Israel was to voice its opposition Monday to French proposals to send international observers to Jerusalem's Al-Aqsa mosque compound, the latest in a diplomatic push to quell fears over a full-blown Palestinian uprising.
The international efforts follow more than two weeks of near-relentless violence that has seen 41 Palestinians killed, including alleged assailants, while eight Israelis have died. Most of the attackers have been young Palestinians wielding knives and believed to be acting on their own.
In the latest unrest, an Israeli soldier was killed on Sunday in a shooting at a bus station in the southern city of Beersheba, the first such attack after a day in which violence seemed to somewhat ebb.
Police said a man, thought to be Palestinian, entered the bus station armed with a pistol and knife, killing the soldier and wounding 10 other people, including four officers.
The gunman himself was then killed and an African bystander was shot by security forces who mistook him for a second gunman.
The identity of the assailant was not immediately known, and there was no claim of responsibility for the attack.
But it was praised by militant groups in Gaza, with Hamas calling it a "natural response" and Islamic Jihad saying it was a "normal answer to Israeli crimes".
Diplomatic moves to halt the more than two weeks of unrelenting violence gained steam, meanwhile, with US Secretary of State John Kerry saying he planned to meet both the Israeli and Palestinian leaders in the coming days.
Israeli Prime Minister Benjamin Netanyahu, meanwhile, rejected an idea from France that would see international observers sent to the Al-Aqsa mosque compound.
Clashes at the compound between Israeli police and Palestinian protesters in September preceded the current wave of violence.
Muslims fear Israel will seek to change rules governing the site, located in Israeli-annexed east Jerusalem.
The site is sacred to Muslims and Jews, who refer to it as the Temple Mount. Jews are allowed to visit but not pray there to avoid provoking tensions, and Netanyahu has said repeatedly he has no intention of changing the rules.
France's ambassador was summoned to the Israeli foreign ministry for 0730 GMT Monday over the resolution, French and Israeli diplomatic sources said.
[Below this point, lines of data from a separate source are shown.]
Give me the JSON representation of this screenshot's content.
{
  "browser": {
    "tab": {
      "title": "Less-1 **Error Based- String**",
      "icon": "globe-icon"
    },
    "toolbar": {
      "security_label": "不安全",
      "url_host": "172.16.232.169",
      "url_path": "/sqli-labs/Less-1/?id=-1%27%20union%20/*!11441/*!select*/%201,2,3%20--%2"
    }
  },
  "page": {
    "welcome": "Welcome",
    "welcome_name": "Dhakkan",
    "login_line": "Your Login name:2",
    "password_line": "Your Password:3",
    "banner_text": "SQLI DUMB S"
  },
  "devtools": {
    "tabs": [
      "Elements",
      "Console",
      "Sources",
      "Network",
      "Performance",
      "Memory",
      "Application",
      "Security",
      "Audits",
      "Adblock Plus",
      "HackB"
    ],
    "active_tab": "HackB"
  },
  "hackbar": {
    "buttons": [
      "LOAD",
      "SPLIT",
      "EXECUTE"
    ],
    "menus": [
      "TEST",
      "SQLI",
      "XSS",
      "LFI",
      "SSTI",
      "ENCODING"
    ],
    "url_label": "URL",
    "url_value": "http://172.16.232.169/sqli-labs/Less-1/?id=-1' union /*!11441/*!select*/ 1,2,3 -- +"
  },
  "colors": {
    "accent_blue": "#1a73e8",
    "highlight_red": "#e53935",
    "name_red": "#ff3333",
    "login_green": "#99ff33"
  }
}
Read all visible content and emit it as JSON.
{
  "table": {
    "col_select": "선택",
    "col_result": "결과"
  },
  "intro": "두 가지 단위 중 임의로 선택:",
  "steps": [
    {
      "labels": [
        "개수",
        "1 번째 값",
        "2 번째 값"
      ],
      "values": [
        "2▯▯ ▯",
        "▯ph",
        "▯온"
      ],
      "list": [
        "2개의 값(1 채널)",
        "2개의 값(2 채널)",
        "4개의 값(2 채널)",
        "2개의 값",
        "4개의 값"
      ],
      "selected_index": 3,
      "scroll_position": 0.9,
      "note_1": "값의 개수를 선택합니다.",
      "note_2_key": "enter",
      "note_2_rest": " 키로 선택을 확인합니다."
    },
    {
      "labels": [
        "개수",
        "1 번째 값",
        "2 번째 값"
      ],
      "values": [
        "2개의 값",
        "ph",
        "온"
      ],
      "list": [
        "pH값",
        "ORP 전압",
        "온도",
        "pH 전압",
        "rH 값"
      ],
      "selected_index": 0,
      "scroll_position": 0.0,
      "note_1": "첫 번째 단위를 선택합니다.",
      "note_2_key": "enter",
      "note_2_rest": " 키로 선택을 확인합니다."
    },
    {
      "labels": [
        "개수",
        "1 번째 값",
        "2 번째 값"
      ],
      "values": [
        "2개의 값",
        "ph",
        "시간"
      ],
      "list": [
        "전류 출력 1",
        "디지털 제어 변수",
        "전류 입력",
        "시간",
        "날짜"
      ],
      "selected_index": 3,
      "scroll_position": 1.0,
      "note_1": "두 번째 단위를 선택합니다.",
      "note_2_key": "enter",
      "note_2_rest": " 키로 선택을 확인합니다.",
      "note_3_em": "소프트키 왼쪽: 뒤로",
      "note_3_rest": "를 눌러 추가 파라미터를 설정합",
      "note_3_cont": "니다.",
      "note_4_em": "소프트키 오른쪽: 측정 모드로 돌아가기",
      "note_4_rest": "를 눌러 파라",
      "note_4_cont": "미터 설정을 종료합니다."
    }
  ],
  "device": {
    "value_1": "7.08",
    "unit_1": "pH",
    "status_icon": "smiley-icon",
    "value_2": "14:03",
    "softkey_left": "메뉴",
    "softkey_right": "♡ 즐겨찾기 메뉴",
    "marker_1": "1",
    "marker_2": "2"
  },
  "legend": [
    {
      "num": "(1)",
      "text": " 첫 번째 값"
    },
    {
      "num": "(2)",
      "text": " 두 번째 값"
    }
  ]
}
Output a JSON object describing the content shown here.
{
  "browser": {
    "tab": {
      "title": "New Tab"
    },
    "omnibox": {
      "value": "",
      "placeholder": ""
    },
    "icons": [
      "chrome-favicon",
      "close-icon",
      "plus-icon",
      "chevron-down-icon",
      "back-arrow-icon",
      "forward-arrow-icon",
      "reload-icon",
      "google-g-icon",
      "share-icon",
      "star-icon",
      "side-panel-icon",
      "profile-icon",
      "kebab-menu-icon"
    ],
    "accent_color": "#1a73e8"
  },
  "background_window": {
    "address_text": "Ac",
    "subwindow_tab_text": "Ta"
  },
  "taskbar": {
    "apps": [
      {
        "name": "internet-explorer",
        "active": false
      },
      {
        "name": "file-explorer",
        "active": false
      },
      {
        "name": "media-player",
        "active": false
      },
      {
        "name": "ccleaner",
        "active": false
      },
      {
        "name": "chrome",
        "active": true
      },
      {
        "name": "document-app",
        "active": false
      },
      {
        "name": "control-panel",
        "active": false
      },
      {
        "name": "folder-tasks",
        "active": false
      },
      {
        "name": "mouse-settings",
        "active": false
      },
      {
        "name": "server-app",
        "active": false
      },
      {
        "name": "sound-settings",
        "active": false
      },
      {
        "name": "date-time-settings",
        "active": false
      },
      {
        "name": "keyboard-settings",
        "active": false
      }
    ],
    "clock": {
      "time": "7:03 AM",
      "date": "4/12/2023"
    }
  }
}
Elsewhere, clashes also broke out in the West Bank city of Hebron, where three attacks occurred on Saturday, while on the Gaza border, three Palestinians were moderately wounded by small calibre bullets during clashes with Israeli forces Sunday after they tried to breach the border fence.
Signs of tension
Checkpoints have been set up in Palestinian areas of east Jerusalem, where many of the attackers have come from, and some 300 soldiers on Sunday began reinforcing police.
Israeli police also began erecting a wall between the Palestinian village of Jabel Mukaber and Jewish neighbourhood Armon Hanatziv to protect it from firebomb and stone attacks.
Tel Aviv authorities have barred cleaning and maintenance employees from schools during times when students are present, with parents concerned over possible attacks against children.
Violent protests have also erupted in east Jerusalem, the occupied West Bank and the Gaza Strip.
Israel on Sunday closed the only civilian crossing from Gaza into Israel, except for humanitarian cases, while damage was being repaired.
In yet another sign of tensions, ultra-Orthodox Jews illegally visiting a West Bank site holy to them were assaulted by Palestinians, two days after Palestinians torched the site.
The group of about 30 religious students from Jerusalem had travelled to Joseph's Tomb in the northern city of Nablus despite not having the required authorisation from Israel's military.
They told police they intended to repaint the shrine after the fire.
Israeli authorities said Palestinian police beat at least some of them with their batons and the butts of their guns.
A group of Palestinian civilians arrived afterwards and also beat them, according to Israeli police.
Joseph's Tomb, inside a compound in the Palestinian refugee camp of Balata in Nablus, has been the scene of recurring violence between Israelis and Palestinians.
The shrine is under Palestinian control and off-limits to Israelis except on escorted trips organised by the army.